Passengers onboard a recent United Airlines flight from Denver to Honolulu, Hawaii were getting ready to relax for a trip to some sun and sand when the worst thing imaginable happened.
Shortly after takeoff while still in the Denver area something went very, very wrong.
There was a massive burst of light and the very loud booming sound of something exploding as the 231 passengers began looking around in alarm. The Boeing 777-200 had a major problem in its right engine: it was on fire.
The plane rapidly lost altitude and the 10 staff did their best to keep people calm as they prepared for their lives to end any moment.
Denver area residents reacted in horror as chunks of the plane’s engine and components started raining down from the sky into their yards, including a 15-foot-long piece of engine casing smashing one family’s truck.
Black smoke could be seen in the sky as the plane attempted to do something to save people’s lives while its right engine literally burned up in the air.
Pilot Pulls Off Heroic Landing
Passengers onboard thought they were going to die. Staff and passengers were horrified as they prepared to face the worst, but displaying amazing calm in the face of a life-threatening situation, the pilot managed to safely land the aircraft back at Denver International Airport without incident.
Nobody was injured or killed, although everyone on board was scared out of their minds.
Authorities say the exact cause of the fire is still being investigated and anybody who was injured by flying debris in the Denver area is also requested by police to speak with them. Fortunately at this point it appears that nobody was killed by the flying debris either, so other than property damage everyone got very lucky in that regard as well.

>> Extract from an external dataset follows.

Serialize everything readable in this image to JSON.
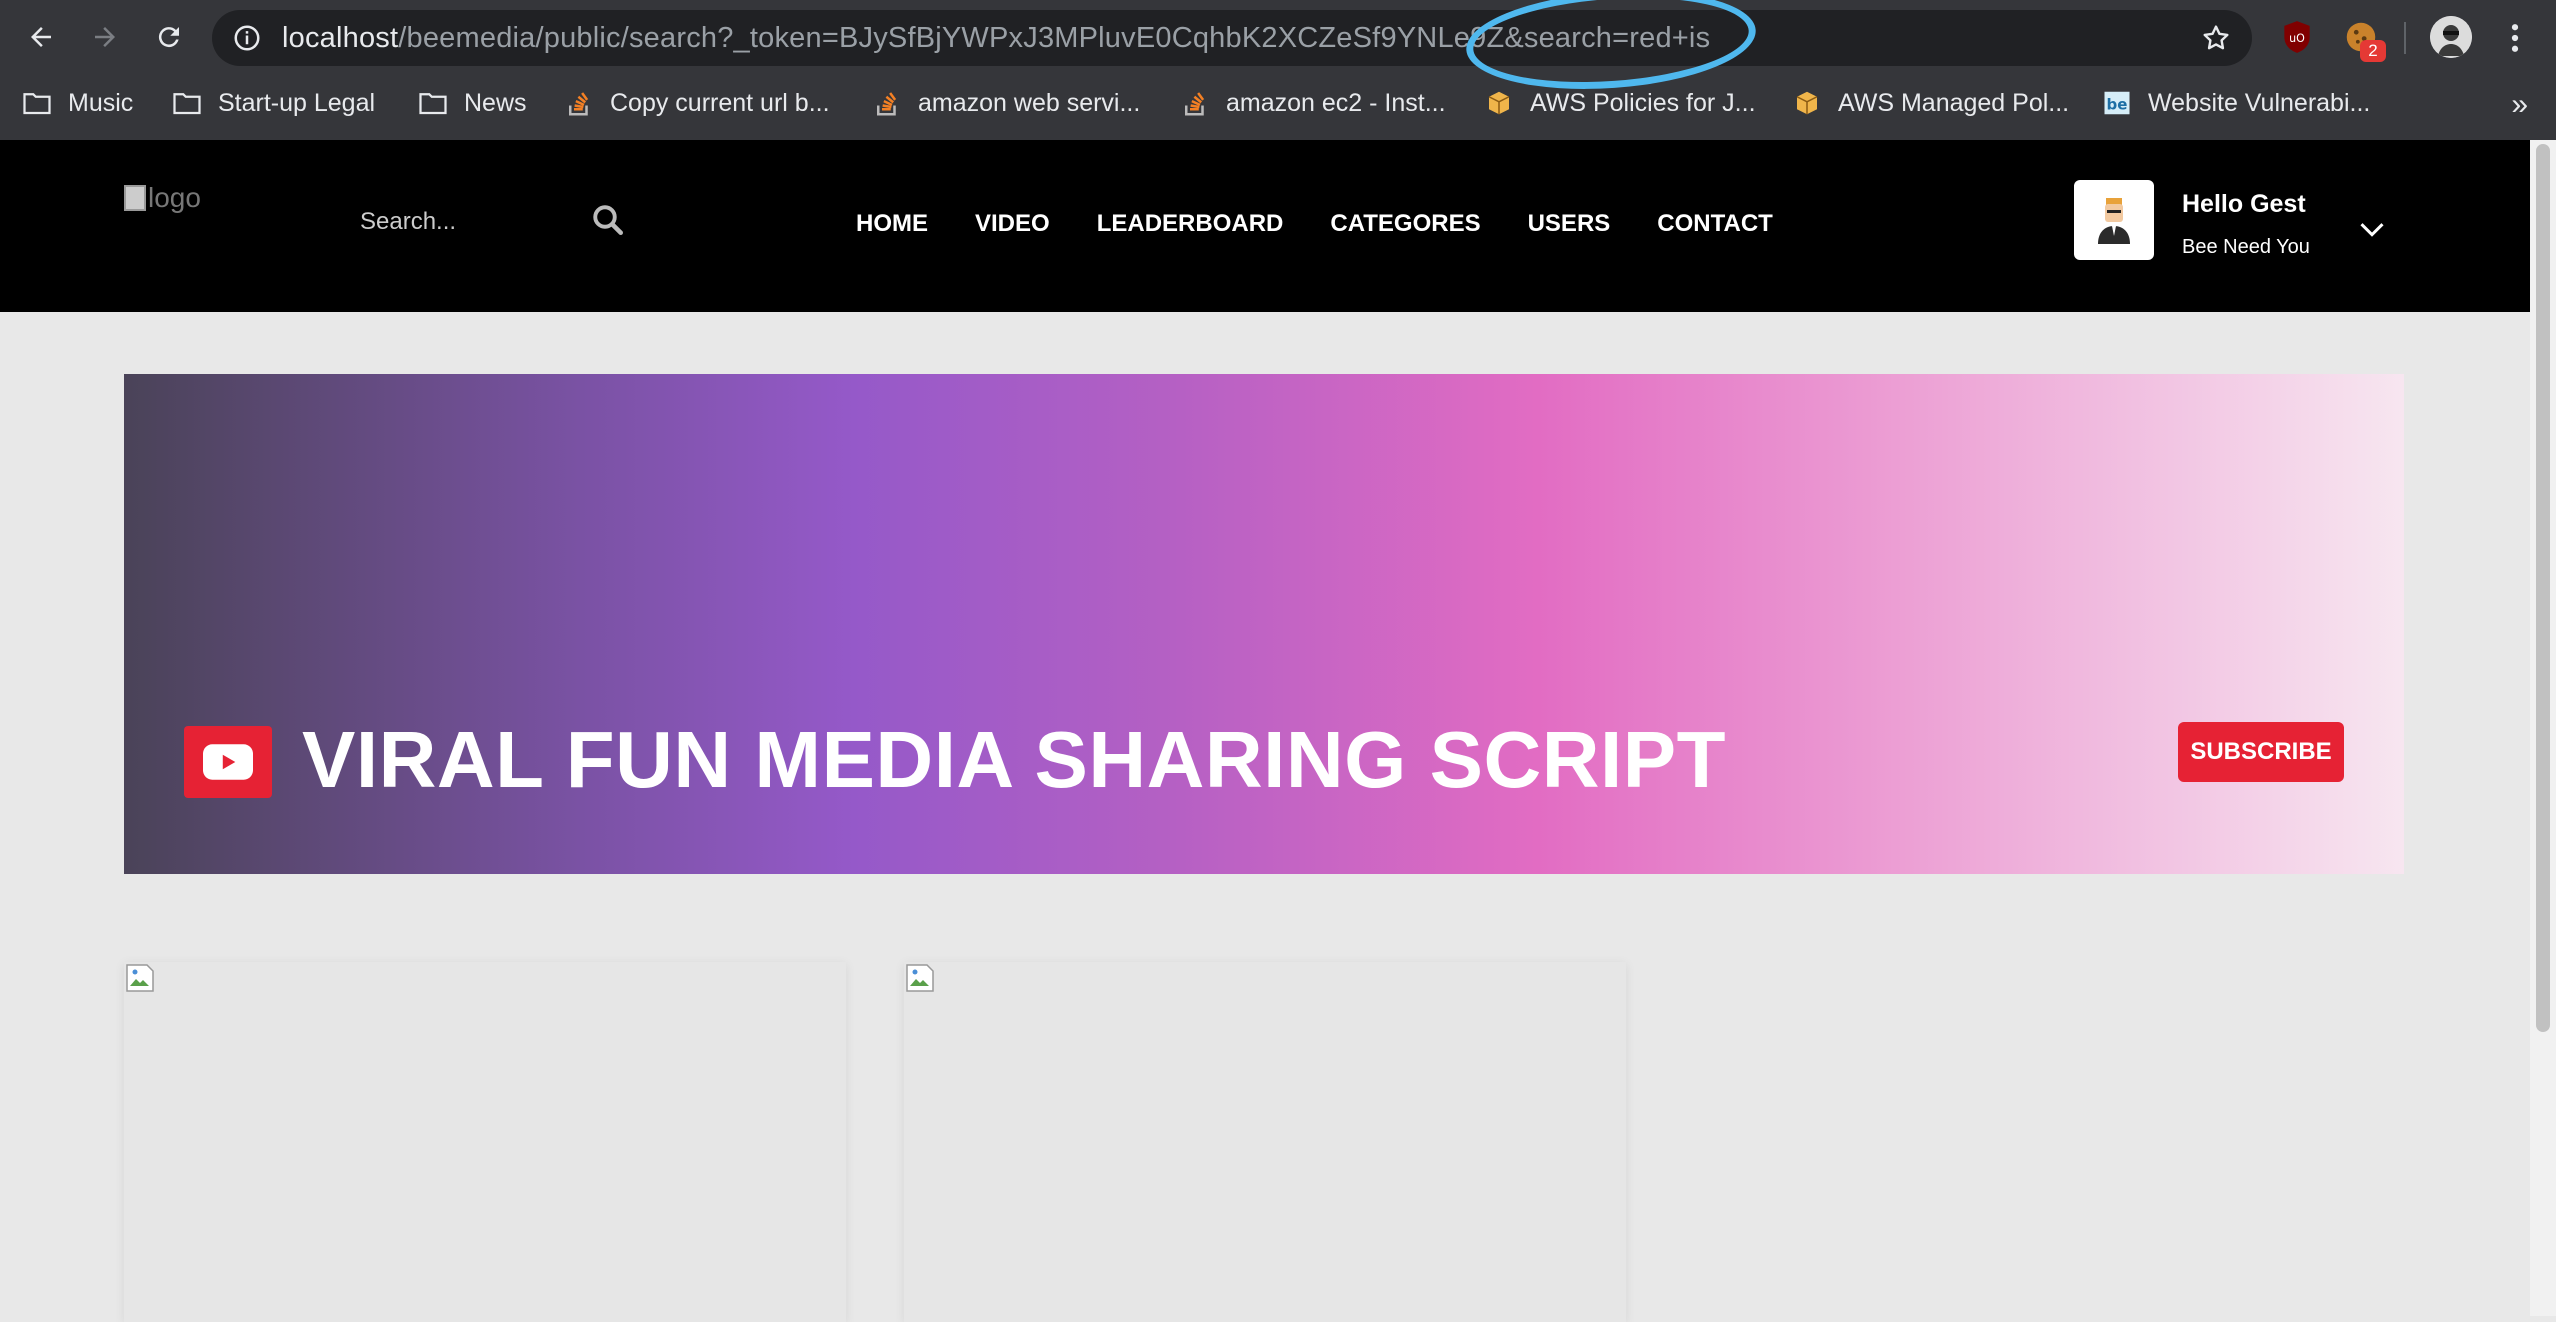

The occurrence of this kind of malfunction is very rare and if an aircraft engine does experience catastrophic failure it’s housed in a reinforced casing that’s designed to stop it from spreading. Nonetheless, the passengers were obviously in real danger, and it took mental and professional expertise to land the plane safely and not succumb to complete panic.
Flight 328 United engine on fire. I would not want to be on that plane pic.twitter.com/bglyhoKHc7

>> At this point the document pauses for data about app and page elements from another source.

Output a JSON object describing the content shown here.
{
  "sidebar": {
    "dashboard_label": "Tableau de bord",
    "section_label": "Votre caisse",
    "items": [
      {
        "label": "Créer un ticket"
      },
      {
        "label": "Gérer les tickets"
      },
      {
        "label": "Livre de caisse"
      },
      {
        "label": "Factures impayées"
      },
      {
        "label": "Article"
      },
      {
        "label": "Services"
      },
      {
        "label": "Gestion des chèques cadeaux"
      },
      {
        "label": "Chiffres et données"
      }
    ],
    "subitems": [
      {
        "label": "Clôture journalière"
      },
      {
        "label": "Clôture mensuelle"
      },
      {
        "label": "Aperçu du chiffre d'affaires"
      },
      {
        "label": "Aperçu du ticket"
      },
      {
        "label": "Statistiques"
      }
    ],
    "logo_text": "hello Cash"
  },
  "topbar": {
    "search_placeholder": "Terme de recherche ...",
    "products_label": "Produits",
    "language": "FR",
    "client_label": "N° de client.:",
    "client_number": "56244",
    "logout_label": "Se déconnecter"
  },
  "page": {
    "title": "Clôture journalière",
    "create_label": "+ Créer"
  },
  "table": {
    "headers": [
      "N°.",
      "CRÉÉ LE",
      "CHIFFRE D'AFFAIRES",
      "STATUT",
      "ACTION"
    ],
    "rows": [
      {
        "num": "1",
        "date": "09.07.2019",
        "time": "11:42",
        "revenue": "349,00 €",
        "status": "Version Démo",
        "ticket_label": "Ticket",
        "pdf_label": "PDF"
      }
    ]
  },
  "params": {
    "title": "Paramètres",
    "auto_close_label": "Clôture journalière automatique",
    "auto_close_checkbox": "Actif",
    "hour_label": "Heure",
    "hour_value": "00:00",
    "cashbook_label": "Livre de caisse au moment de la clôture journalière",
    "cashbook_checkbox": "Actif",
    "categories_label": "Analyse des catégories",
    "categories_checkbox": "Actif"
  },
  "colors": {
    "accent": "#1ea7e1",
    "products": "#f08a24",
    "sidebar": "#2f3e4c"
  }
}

— News & Videos (@JD_warner1) February 20, 2021
Is Flying Safe?
Although flying is much safer statistically than driving or other forms of travel, there are issues that are happening with aviation safety in the United States. Pilots learn how to deal with a situation like what happened on board this United Airlines flight, but according to former National Transportation Safety Board Chairman Jim Hall there are major “cracks” in American aviation safety that have to be fixed.

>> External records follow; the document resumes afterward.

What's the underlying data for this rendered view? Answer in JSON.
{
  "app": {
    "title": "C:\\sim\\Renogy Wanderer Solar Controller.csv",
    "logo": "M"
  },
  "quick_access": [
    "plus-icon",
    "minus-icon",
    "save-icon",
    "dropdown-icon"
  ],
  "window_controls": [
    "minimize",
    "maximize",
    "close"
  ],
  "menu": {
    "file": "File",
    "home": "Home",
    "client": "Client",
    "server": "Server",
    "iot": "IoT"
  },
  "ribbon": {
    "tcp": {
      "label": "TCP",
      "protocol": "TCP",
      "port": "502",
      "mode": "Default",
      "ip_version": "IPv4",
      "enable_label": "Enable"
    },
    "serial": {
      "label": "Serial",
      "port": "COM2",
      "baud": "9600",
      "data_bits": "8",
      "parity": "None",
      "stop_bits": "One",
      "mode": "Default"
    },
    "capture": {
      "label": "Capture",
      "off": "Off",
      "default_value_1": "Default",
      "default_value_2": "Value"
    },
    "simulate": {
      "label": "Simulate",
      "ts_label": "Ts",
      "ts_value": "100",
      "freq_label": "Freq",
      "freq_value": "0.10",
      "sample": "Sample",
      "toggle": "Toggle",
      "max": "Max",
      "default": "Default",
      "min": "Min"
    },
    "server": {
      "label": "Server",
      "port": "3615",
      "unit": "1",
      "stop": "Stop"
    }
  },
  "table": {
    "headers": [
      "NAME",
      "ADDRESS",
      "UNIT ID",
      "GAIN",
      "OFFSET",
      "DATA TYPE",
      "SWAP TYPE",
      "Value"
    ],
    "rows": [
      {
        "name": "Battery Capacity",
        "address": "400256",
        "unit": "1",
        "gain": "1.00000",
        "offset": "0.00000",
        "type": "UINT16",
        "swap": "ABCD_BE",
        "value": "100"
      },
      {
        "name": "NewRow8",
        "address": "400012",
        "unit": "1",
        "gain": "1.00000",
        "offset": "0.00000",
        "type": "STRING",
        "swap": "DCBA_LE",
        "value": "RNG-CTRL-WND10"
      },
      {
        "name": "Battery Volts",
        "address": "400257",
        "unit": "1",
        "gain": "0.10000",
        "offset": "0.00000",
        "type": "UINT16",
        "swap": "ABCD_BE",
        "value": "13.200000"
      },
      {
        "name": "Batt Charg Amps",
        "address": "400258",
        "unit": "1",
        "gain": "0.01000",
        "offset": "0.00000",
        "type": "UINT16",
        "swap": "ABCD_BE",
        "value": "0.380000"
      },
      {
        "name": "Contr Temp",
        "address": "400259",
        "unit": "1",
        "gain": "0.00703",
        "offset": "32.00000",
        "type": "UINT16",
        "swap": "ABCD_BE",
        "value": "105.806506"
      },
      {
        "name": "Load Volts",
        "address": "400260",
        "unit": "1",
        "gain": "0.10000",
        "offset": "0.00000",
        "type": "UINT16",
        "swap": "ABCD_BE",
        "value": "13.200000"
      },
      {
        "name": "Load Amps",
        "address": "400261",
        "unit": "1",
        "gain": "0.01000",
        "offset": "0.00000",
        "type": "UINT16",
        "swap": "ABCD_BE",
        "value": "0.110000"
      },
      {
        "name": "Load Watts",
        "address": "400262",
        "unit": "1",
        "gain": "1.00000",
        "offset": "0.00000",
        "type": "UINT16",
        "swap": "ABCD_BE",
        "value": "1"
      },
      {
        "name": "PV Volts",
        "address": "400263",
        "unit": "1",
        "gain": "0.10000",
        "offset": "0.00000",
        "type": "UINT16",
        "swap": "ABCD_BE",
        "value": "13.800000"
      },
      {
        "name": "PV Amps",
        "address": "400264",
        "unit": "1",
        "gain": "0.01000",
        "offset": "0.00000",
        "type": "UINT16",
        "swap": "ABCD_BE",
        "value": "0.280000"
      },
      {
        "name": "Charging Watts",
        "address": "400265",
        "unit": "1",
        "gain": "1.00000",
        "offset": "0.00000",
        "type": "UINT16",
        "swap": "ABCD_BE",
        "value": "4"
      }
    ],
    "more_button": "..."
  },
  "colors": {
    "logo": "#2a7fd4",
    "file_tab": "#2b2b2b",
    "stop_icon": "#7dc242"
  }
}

Instead of the Federal Aviation Administration (FAA) making sure everything is 100% safe, Hall says that it’s increasingly “drifting toward letting the manufacturers provide the aviation oversight that the public was paying for.”
This is not good, especially for large companies like Boeing, whose Supermax jets had defects that caused hundreds of deaths.
Engine failures are still extremely rare, however, and the last time it happened was in April of 2018 when a Boeing 737 flight from New York to Dallas had its engine combust due to a broken fan blade and fly off in chunks. One rapidly flying chunk smashed the window next to where a woman was sitting, crushing her sideways halfway out the window. Passengers physically responded with extreme bravery, pulling her back in, but she was dead. Everyone else onboard that flight survived.
Also in 2010 an Australian Qantas Airbus A380 started its flight path out of Singapore only to have the engine experience a massive and life-threatening error that led to shrapnel piercing the plane at sensitive areas, but pilots were still able to land safely.